■ **The task**
Below are the records; copy each line in which "phone" can be found.

--------------------

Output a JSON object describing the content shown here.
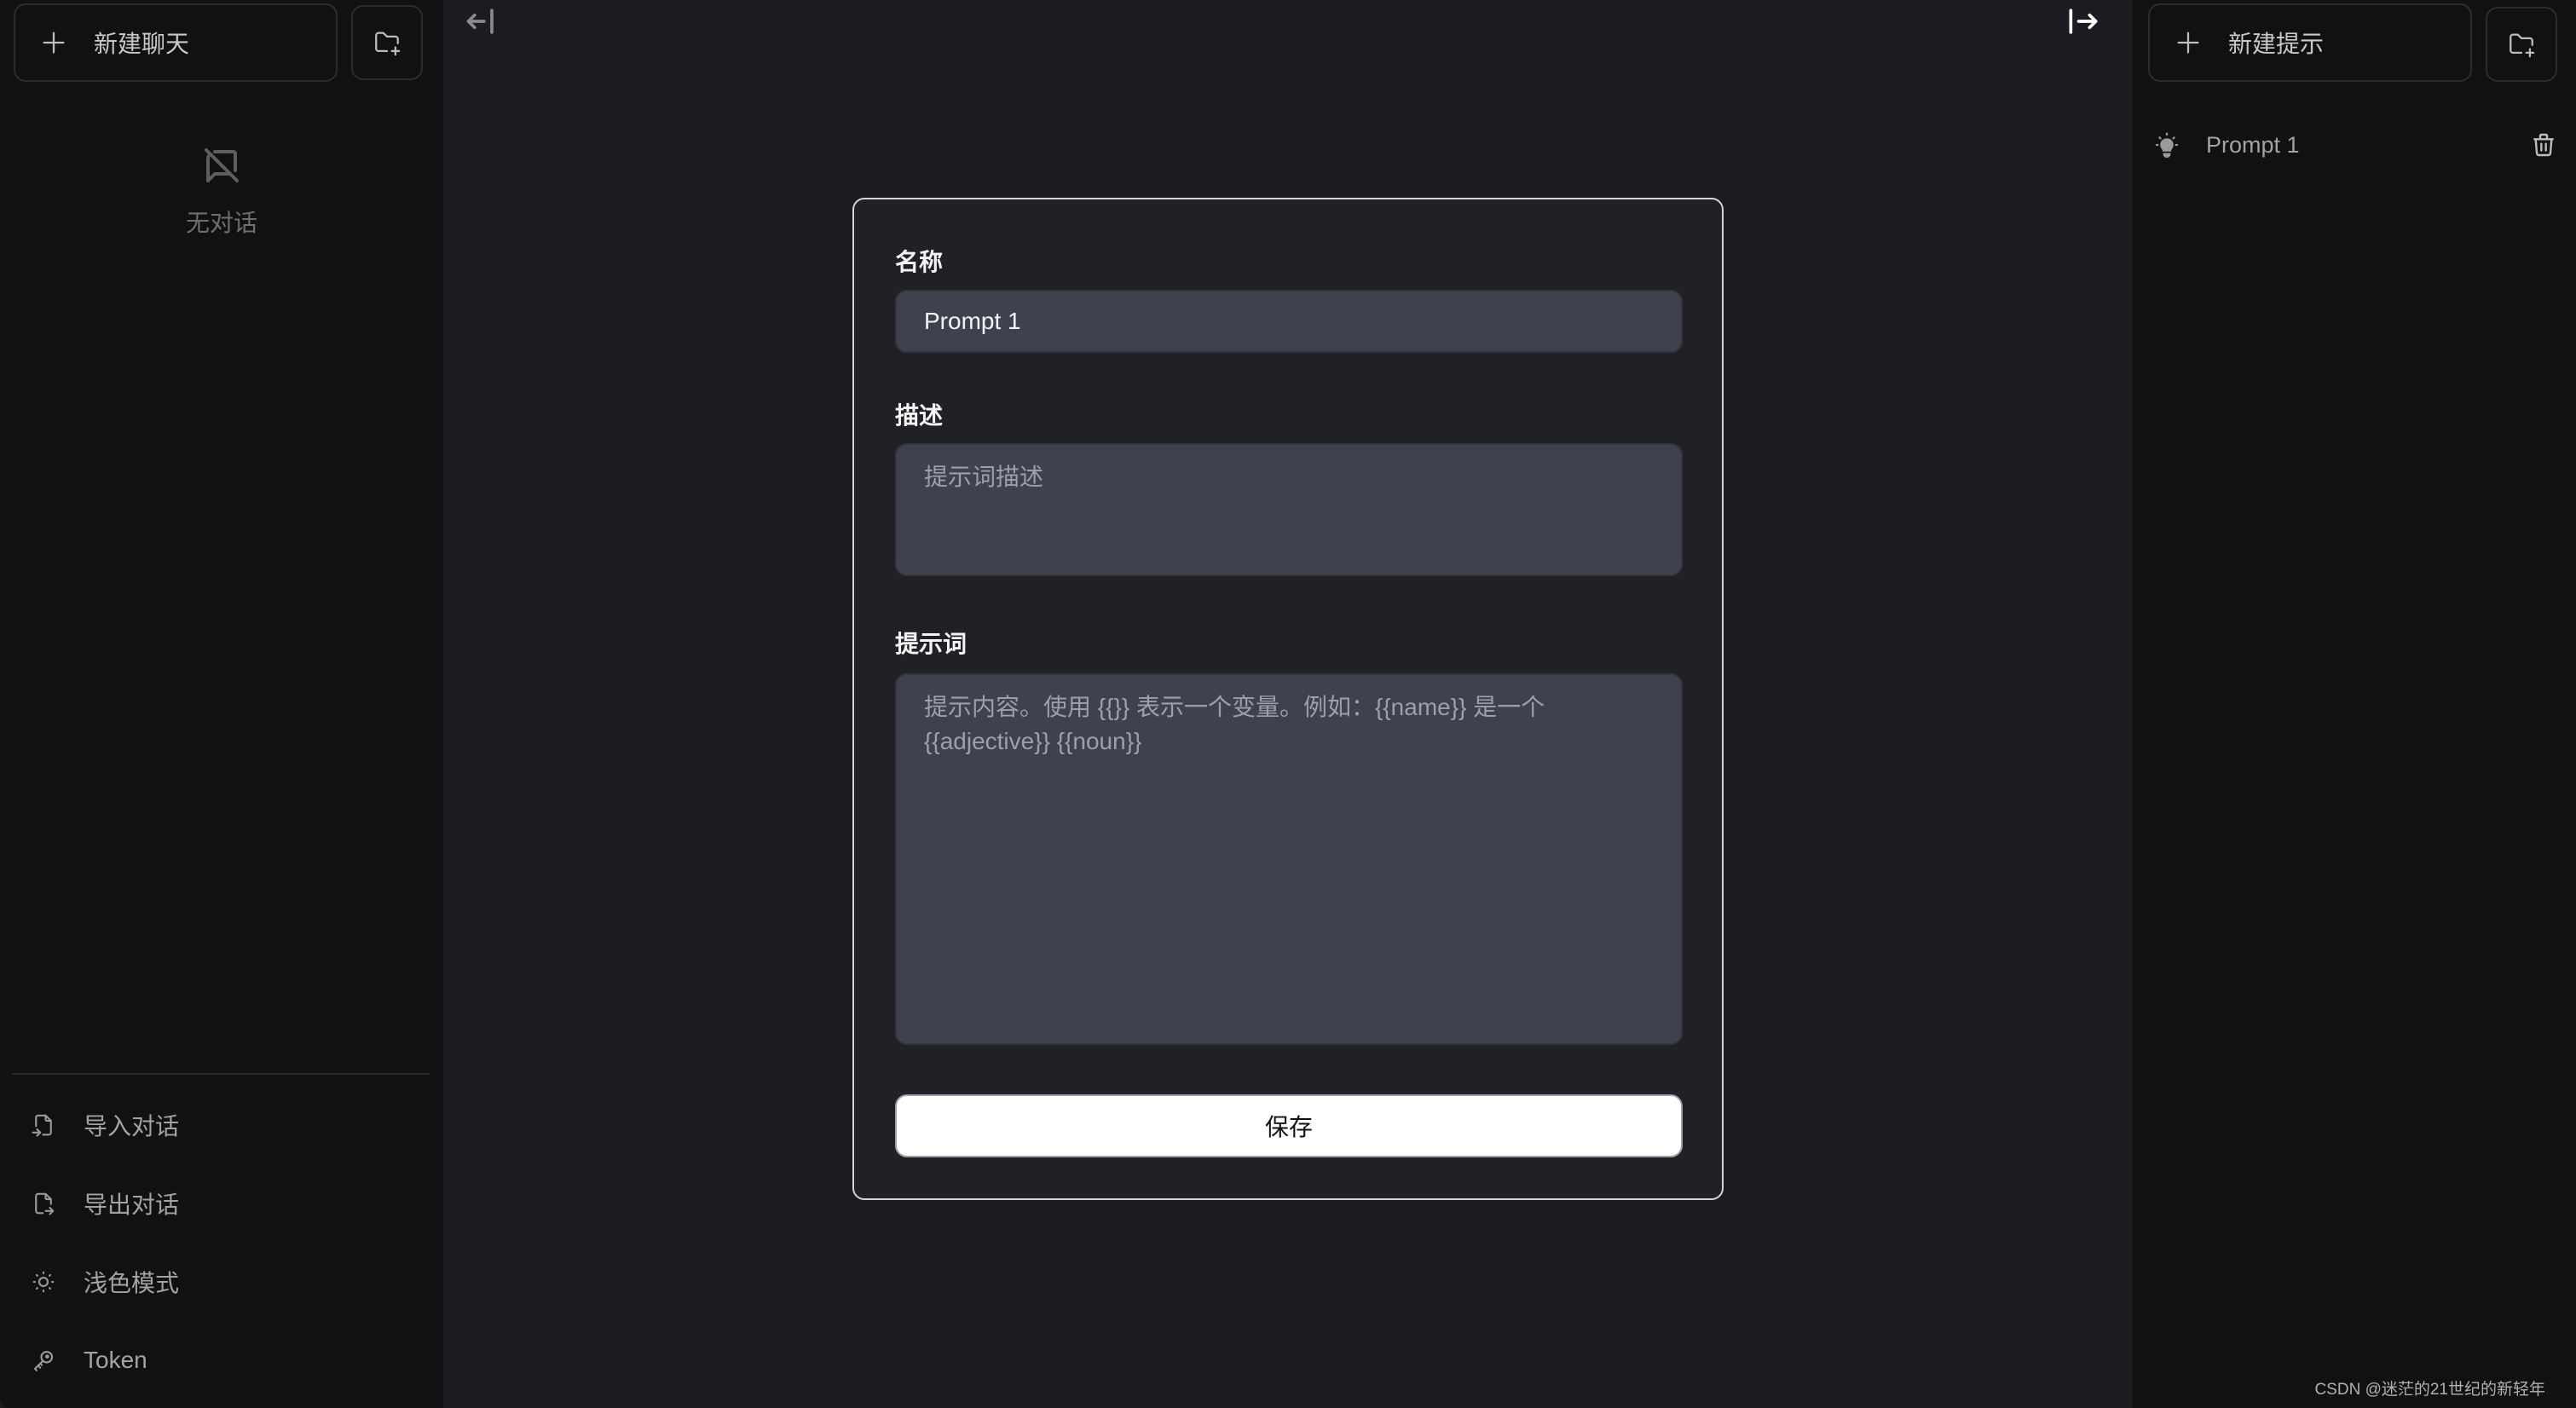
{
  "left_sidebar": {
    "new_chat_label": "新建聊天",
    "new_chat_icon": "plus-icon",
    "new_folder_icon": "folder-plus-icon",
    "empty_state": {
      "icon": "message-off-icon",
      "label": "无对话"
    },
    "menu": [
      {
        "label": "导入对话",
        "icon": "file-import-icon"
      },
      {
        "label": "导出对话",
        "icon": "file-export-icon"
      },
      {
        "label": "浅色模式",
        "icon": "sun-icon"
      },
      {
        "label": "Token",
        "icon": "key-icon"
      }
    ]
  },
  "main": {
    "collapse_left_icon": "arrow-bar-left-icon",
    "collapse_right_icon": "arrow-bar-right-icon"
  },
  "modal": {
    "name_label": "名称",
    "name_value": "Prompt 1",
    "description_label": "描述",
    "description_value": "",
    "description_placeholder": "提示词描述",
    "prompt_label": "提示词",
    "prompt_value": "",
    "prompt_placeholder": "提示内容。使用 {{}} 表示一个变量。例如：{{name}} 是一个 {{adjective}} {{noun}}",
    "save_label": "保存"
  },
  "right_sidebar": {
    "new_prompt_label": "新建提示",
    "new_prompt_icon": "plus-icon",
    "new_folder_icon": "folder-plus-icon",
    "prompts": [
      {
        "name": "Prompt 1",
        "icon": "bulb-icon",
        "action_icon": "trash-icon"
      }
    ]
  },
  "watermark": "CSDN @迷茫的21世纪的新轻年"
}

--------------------

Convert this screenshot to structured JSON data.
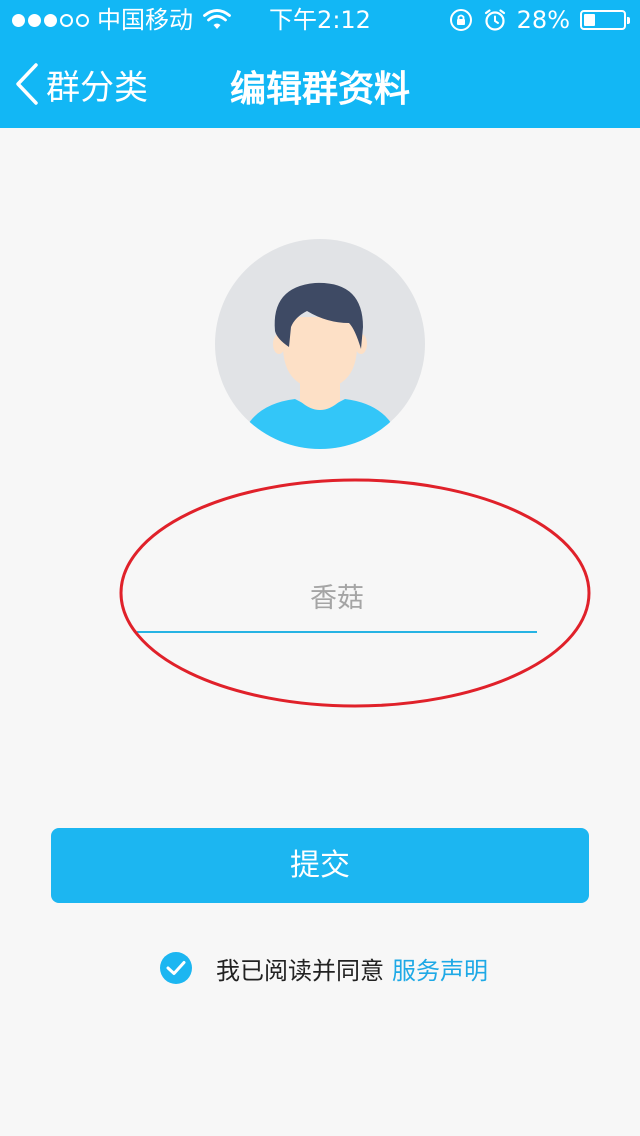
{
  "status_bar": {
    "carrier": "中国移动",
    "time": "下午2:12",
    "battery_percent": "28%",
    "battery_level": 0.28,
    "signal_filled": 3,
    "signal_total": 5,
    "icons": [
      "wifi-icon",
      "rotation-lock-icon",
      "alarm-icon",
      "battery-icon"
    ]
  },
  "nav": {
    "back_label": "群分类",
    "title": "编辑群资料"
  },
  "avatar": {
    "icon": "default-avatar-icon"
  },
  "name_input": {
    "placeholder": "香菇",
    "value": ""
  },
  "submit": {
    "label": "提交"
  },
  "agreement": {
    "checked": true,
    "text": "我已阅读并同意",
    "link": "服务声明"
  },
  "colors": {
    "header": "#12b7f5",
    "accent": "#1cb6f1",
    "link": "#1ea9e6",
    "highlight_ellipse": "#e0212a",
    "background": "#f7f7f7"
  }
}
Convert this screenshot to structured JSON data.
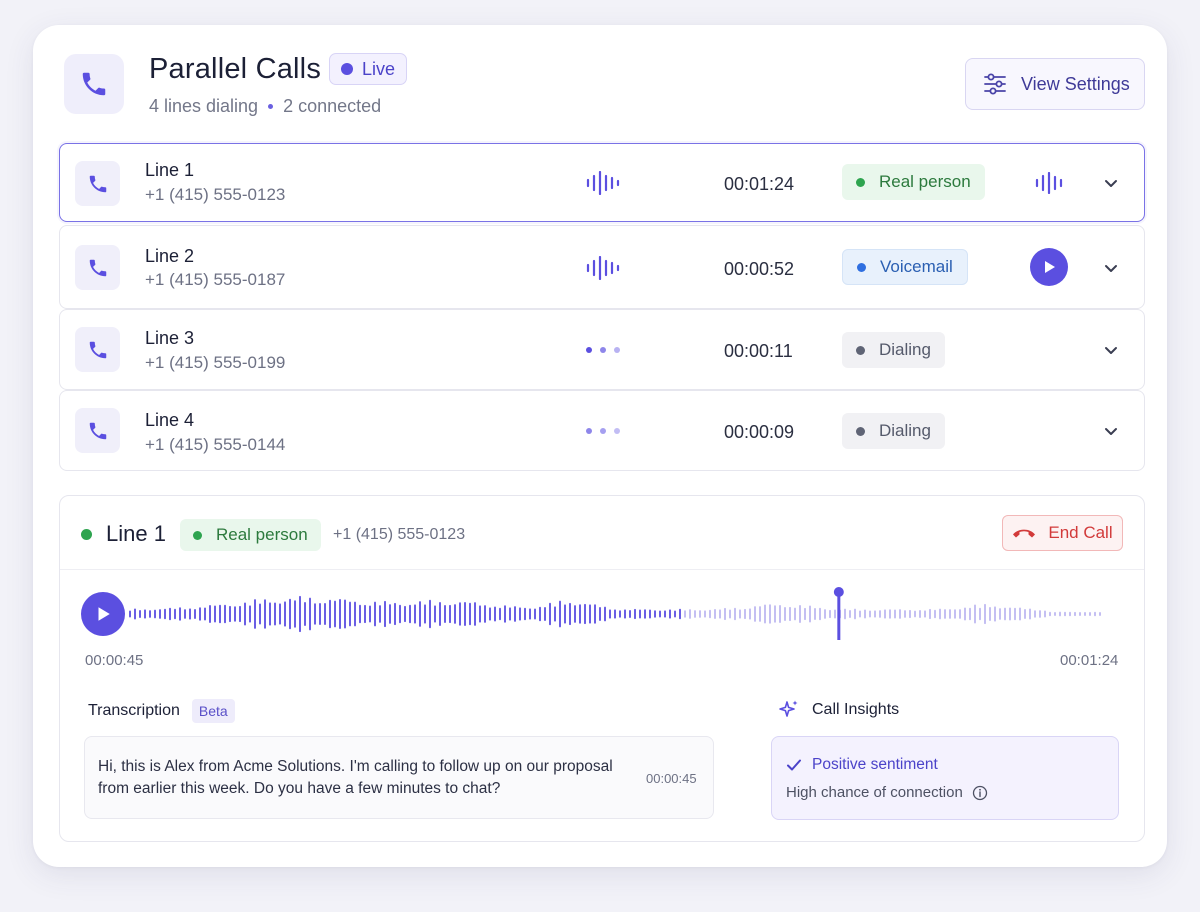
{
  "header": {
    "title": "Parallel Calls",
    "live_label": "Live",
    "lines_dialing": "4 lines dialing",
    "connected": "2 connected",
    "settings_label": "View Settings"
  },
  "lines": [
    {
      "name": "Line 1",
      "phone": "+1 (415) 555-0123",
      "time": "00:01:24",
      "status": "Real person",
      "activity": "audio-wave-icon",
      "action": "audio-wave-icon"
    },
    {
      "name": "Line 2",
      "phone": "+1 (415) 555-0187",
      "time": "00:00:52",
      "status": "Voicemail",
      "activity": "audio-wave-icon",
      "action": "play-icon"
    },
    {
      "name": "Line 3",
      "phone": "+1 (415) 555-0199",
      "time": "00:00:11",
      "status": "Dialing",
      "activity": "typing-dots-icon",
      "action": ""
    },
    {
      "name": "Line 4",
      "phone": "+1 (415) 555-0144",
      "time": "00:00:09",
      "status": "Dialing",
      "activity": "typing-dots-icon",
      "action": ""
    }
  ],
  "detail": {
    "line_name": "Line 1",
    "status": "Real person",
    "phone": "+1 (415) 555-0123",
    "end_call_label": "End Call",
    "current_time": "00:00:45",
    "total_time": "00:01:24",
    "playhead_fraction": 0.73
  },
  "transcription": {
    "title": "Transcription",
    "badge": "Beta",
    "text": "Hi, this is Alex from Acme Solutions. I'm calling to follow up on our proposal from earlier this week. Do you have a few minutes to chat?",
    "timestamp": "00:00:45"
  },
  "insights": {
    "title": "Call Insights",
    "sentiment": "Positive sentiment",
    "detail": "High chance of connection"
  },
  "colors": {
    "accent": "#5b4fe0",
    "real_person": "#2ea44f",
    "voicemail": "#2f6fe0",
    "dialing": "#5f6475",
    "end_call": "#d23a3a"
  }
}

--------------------

■ **Result of the exercise**
      "phone": "+1 (415) 555-0123",
      "phone": "+1 (415) 555-0187",
      "phone": "+1 (415) 555-0199",
      "phone": "+1 (415) 555-0144",
    "phone": "+1 (415) 555-0123",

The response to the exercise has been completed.